**Instructions to follow**
Give the number of lines in the records below that include the word "JSON", and add nothing to it.

━━━━━ Input records

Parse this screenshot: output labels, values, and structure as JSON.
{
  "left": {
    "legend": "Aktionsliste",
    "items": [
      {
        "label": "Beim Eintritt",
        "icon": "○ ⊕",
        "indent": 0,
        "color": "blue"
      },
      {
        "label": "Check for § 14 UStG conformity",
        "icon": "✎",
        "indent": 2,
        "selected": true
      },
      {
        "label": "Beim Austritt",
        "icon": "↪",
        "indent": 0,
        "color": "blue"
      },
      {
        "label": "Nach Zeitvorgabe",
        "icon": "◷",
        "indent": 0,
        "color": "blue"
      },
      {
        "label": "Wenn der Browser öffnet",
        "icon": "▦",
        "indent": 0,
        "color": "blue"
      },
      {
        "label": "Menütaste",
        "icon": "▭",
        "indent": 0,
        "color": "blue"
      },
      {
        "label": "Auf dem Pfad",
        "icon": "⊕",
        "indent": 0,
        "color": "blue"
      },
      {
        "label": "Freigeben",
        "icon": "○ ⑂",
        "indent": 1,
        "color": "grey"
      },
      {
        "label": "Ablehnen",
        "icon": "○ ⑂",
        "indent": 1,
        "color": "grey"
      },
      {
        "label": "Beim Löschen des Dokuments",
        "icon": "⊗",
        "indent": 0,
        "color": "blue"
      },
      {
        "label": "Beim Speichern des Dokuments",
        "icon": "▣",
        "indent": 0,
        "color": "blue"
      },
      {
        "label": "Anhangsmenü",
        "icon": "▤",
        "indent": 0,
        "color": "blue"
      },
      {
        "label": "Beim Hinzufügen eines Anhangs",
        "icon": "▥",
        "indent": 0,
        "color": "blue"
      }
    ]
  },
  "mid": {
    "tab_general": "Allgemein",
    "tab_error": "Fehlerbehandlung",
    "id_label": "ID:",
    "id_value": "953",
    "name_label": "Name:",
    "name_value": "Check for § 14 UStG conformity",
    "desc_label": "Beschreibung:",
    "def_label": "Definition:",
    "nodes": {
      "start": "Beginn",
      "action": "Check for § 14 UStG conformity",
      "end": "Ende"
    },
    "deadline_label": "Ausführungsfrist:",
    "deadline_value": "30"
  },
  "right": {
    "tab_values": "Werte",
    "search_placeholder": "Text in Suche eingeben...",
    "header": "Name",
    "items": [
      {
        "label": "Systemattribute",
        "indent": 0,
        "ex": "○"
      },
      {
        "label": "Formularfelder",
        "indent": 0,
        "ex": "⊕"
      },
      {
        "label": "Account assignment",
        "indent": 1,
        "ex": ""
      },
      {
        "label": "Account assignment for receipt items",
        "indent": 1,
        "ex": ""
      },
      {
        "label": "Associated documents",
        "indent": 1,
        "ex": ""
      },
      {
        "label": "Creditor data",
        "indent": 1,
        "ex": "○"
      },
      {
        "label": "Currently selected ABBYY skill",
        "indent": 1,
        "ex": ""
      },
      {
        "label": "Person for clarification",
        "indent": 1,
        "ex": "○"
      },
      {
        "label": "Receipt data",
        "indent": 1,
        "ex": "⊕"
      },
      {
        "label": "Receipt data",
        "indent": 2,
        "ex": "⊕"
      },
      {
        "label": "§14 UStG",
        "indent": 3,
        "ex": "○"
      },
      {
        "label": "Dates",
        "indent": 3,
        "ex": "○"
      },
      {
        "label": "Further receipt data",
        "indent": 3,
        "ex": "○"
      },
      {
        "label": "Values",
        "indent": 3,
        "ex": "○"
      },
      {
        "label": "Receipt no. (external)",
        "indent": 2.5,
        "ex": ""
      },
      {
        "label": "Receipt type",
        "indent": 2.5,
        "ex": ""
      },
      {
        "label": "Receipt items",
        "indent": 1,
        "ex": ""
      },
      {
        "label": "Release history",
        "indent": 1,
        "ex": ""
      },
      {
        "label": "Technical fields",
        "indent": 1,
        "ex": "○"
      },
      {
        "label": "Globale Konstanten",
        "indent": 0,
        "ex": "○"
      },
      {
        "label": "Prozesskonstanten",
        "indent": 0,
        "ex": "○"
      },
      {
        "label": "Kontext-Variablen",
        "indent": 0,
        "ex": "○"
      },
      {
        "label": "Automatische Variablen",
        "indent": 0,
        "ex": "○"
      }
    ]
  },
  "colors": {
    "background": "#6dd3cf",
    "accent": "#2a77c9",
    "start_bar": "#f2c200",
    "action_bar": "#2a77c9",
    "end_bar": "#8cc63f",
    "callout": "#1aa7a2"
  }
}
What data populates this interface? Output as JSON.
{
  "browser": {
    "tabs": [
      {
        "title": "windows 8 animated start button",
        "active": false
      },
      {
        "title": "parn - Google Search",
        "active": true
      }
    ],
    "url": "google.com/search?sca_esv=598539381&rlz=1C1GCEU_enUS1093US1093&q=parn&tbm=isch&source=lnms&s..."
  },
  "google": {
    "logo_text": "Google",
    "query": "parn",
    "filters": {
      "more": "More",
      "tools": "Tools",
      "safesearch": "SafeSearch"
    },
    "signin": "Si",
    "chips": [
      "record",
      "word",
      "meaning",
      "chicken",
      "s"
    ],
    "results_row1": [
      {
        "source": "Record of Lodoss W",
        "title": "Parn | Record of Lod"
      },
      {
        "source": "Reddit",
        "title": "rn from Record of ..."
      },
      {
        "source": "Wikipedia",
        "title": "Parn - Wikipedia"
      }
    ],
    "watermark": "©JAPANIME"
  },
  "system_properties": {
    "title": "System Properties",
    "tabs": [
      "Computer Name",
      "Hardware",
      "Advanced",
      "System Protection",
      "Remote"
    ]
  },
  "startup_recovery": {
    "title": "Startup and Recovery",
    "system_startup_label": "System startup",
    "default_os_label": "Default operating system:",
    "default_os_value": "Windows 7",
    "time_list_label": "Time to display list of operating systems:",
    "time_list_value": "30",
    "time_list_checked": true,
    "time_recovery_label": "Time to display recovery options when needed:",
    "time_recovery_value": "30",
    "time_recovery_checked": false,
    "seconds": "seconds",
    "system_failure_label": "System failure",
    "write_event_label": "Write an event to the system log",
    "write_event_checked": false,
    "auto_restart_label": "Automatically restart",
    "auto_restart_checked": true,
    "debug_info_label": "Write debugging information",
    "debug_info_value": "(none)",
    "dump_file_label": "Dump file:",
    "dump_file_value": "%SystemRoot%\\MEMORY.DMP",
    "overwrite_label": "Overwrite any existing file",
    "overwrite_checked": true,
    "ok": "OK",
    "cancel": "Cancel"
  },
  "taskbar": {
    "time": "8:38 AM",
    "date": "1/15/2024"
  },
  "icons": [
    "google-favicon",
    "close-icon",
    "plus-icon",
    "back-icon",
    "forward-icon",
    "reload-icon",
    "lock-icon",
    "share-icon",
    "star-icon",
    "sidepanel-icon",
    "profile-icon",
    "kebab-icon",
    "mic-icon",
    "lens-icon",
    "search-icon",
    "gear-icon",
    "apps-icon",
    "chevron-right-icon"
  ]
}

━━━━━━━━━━
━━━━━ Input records

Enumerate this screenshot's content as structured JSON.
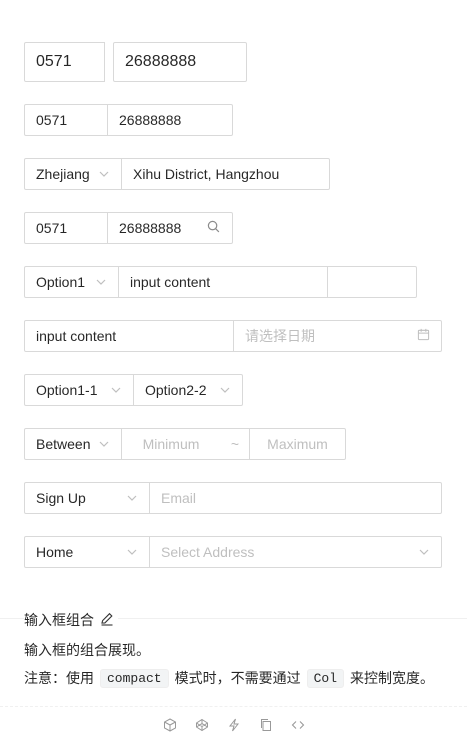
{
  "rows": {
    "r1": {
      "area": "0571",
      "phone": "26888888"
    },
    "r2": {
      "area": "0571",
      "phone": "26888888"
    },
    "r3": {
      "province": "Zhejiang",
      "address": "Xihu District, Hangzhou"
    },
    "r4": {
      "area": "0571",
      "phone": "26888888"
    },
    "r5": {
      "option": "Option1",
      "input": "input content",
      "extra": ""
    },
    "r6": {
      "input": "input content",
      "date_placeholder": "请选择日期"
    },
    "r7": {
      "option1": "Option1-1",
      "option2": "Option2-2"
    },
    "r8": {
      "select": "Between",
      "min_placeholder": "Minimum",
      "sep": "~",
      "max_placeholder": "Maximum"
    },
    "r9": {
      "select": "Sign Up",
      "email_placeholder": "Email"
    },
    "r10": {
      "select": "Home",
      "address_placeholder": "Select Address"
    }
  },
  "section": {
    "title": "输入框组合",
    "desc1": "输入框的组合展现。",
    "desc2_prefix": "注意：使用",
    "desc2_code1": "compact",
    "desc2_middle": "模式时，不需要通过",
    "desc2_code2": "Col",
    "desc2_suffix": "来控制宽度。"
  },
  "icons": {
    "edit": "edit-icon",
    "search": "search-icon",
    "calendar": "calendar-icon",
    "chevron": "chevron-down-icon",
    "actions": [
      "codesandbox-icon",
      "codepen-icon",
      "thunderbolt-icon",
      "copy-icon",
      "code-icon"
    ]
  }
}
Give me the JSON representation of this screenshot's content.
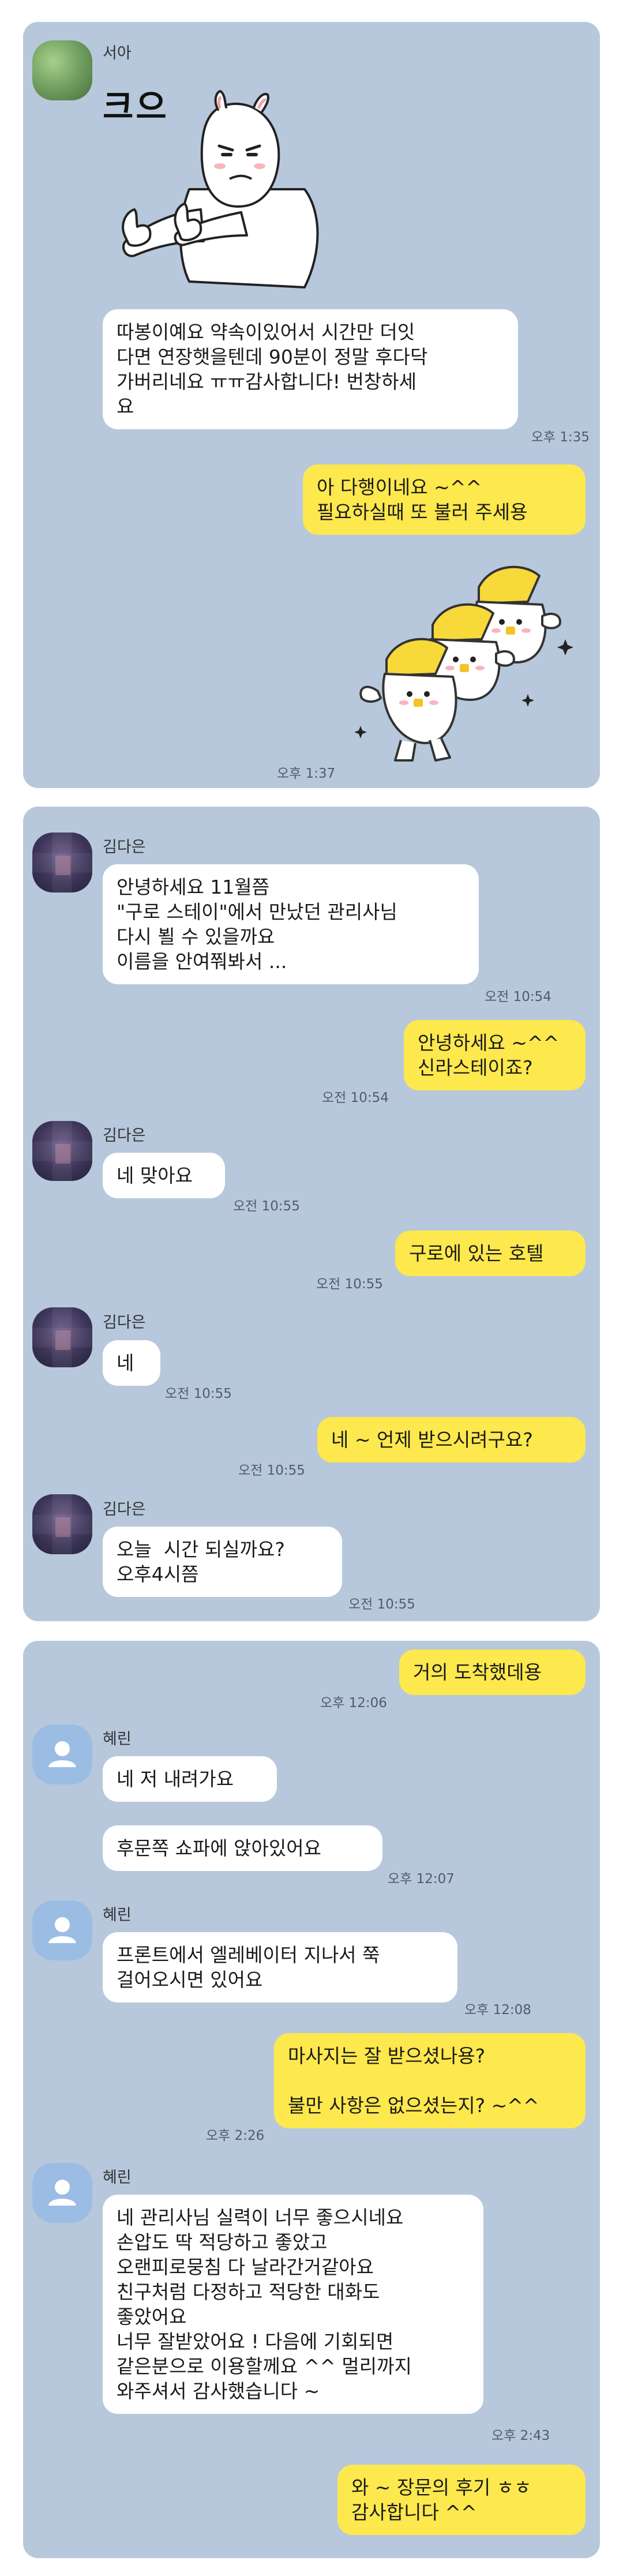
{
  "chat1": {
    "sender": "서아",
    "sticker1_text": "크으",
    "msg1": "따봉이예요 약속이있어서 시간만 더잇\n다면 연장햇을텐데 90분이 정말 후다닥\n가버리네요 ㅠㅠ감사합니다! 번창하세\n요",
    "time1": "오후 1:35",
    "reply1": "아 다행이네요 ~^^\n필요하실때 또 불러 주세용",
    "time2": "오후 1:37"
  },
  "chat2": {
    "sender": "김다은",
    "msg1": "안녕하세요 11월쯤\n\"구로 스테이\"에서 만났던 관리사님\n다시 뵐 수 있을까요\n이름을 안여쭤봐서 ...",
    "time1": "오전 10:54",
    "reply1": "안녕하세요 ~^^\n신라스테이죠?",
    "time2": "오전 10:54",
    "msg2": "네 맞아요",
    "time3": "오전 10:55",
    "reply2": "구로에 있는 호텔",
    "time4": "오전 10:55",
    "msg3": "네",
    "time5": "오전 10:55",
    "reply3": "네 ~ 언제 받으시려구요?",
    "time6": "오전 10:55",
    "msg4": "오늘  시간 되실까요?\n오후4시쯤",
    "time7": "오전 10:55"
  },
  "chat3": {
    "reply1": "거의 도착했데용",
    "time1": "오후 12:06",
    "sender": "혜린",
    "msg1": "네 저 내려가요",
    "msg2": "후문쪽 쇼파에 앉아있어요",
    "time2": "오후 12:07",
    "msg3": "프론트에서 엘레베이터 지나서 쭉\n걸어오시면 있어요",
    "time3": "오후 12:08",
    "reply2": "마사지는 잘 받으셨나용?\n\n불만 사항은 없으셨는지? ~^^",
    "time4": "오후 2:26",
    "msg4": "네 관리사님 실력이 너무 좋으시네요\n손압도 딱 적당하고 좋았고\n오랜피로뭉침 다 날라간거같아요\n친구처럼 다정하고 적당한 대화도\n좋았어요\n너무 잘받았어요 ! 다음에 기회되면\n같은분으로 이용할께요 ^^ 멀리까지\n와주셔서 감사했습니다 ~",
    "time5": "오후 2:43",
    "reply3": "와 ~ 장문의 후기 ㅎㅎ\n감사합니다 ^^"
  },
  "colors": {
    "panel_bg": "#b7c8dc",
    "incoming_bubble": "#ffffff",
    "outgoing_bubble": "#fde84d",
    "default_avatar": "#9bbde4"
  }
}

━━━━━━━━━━

**Response area**
4